_What is expected_:
Produce the full set of records below once more, exactly as they stand.

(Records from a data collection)
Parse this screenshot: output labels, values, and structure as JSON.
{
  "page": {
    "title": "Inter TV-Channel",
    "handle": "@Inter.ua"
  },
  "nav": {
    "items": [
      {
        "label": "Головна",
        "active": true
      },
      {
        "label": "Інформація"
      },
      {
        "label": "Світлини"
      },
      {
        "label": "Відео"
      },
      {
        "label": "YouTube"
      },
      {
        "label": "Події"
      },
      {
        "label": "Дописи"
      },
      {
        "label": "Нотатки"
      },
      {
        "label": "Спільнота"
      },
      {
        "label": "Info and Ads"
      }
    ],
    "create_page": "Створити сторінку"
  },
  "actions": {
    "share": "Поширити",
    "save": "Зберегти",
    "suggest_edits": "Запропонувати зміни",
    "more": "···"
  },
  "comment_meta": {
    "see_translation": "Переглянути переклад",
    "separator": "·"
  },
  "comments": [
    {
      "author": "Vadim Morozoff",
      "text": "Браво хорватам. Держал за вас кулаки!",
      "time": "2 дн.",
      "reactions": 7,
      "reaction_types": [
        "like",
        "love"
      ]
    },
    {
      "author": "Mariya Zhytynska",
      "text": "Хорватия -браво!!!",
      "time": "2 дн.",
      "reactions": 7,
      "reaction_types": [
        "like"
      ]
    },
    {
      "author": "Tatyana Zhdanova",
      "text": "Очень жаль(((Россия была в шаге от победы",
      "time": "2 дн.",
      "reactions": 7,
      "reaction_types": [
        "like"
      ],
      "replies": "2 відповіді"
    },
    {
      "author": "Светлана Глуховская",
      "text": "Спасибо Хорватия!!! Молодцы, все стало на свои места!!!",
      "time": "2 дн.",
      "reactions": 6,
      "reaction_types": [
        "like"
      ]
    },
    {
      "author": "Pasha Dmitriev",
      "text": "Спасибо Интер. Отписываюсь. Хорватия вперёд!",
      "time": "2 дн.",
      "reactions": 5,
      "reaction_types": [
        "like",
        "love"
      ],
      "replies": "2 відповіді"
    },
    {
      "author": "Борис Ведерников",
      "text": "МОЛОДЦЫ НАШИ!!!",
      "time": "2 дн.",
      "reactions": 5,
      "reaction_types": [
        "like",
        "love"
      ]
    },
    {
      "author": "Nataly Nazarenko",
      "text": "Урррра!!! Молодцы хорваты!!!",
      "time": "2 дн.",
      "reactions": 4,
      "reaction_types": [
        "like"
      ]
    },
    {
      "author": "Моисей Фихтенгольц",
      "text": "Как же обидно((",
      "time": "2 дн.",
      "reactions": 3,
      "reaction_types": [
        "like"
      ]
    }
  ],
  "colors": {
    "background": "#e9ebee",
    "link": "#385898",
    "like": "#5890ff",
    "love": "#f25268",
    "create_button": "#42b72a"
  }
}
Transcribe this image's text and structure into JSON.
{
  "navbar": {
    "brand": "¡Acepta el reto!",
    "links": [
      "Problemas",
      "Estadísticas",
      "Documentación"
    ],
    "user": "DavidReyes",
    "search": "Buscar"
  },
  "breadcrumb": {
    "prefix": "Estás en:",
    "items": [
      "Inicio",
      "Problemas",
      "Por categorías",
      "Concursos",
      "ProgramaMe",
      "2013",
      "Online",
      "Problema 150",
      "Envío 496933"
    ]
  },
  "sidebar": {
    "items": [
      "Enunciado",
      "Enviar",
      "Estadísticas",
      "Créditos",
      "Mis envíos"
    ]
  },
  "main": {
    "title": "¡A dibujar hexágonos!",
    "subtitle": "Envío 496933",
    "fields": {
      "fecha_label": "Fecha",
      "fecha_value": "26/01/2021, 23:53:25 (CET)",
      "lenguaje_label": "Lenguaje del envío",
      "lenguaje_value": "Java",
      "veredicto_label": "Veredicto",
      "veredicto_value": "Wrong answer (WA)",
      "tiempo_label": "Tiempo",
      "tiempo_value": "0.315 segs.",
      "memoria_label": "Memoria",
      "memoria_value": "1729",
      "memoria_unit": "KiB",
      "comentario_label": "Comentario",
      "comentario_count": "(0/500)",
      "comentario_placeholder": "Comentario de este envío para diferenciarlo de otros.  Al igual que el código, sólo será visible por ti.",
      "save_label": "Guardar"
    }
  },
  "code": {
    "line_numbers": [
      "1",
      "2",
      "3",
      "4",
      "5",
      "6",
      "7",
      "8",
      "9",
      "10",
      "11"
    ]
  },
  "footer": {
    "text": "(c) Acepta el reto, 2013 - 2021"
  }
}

_Written answer_:
Parse this screenshot: output labels, values, and structure as JSON.
{
  "page": {
    "title": "Inter TV-Channel",
    "handle": "@Inter.ua"
  },
  "nav": {
    "items": [
      {
        "label": "Головна",
        "active": true
      },
      {
        "label": "Інформація"
      },
      {
        "label": "Світлини"
      },
      {
        "label": "Відео"
      },
      {
        "label": "YouTube"
      },
      {
        "label": "Події"
      },
      {
        "label": "Дописи"
      },
      {
        "label": "Нотатки"
      },
      {
        "label": "Спільнота"
      },
      {
        "label": "Info and Ads"
      }
    ],
    "create_page": "Створити сторінку"
  },
  "actions": {
    "share": "Поширити",
    "save": "Зберегти",
    "suggest_edits": "Запропонувати зміни",
    "more": "···"
  },
  "comment_meta": {
    "see_translation": "Переглянути переклад",
    "separator": "·"
  },
  "comments": [
    {
      "author": "Vadim Morozoff",
      "text": "Браво хорватам. Держал за вас кулаки!",
      "time": "2 дн.",
      "reactions": 7,
      "reaction_types": [
        "like",
        "love"
      ]
    },
    {
      "author": "Mariya Zhytynska",
      "text": "Хорватия -браво!!!",
      "time": "2 дн.",
      "reactions": 7,
      "reaction_types": [
        "like"
      ]
    },
    {
      "author": "Tatyana Zhdanova",
      "text": "Очень жаль(((Россия была в шаге от победы",
      "time": "2 дн.",
      "reactions": 7,
      "reaction_types": [
        "like"
      ],
      "replies": "2 відповіді"
    },
    {
      "author": "Светлана Глуховская",
      "text": "Спасибо Хорватия!!! Молодцы, все стало на свои места!!!",
      "time": "2 дн.",
      "reactions": 6,
      "reaction_types": [
        "like"
      ]
    },
    {
      "author": "Pasha Dmitriev",
      "text": "Спасибо Интер. Отписываюсь. Хорватия вперёд!",
      "time": "2 дн.",
      "reactions": 5,
      "reaction_types": [
        "like",
        "love"
      ],
      "replies": "2 відповіді"
    },
    {
      "author": "Борис Ведерников",
      "text": "МОЛОДЦЫ НАШИ!!!",
      "time": "2 дн.",
      "reactions": 5,
      "reaction_types": [
        "like",
        "love"
      ]
    },
    {
      "author": "Nataly Nazarenko",
      "text": "Урррра!!! Молодцы хорваты!!!",
      "time": "2 дн.",
      "reactions": 4,
      "reaction_types": [
        "like"
      ]
    },
    {
      "author": "Моисей Фихтенгольц",
      "text": "Как же обидно((",
      "time": "2 дн.",
      "reactions": 3,
      "reaction_types": [
        "like"
      ]
    }
  ],
  "colors": {
    "background": "#e9ebee",
    "link": "#385898",
    "like": "#5890ff",
    "love": "#f25268",
    "create_button": "#42b72a"
  }
}
Transcribe this image's text and structure into JSON.
{
  "navbar": {
    "brand": "¡Acepta el reto!",
    "links": [
      "Problemas",
      "Estadísticas",
      "Documentación"
    ],
    "user": "DavidReyes",
    "search": "Buscar"
  },
  "breadcrumb": {
    "prefix": "Estás en:",
    "items": [
      "Inicio",
      "Problemas",
      "Por categorías",
      "Concursos",
      "ProgramaMe",
      "2013",
      "Online",
      "Problema 150",
      "Envío 496933"
    ]
  },
  "sidebar": {
    "items": [
      "Enunciado",
      "Enviar",
      "Estadísticas",
      "Créditos",
      "Mis envíos"
    ]
  },
  "main": {
    "title": "¡A dibujar hexágonos!",
    "subtitle": "Envío 496933",
    "fields": {
      "fecha_label": "Fecha",
      "fecha_value": "26/01/2021, 23:53:25 (CET)",
      "lenguaje_label": "Lenguaje del envío",
      "lenguaje_value": "Java",
      "veredicto_label": "Veredicto",
      "veredicto_value": "Wrong answer (WA)",
      "tiempo_label": "Tiempo",
      "tiempo_value": "0.315 segs.",
      "memoria_label": "Memoria",
      "memoria_value": "1729",
      "memoria_unit": "KiB",
      "comentario_label": "Comentario",
      "comentario_count": "(0/500)",
      "comentario_placeholder": "Comentario de este envío para diferenciarlo de otros.  Al igual que el código, sólo será visible por ti.",
      "save_label": "Guardar"
    }
  },
  "code": {
    "line_numbers": [
      "1",
      "2",
      "3",
      "4",
      "5",
      "6",
      "7",
      "8",
      "9",
      "10",
      "11"
    ]
  },
  "footer": {
    "text": "(c) Acepta el reto, 2013 - 2021"
  }
}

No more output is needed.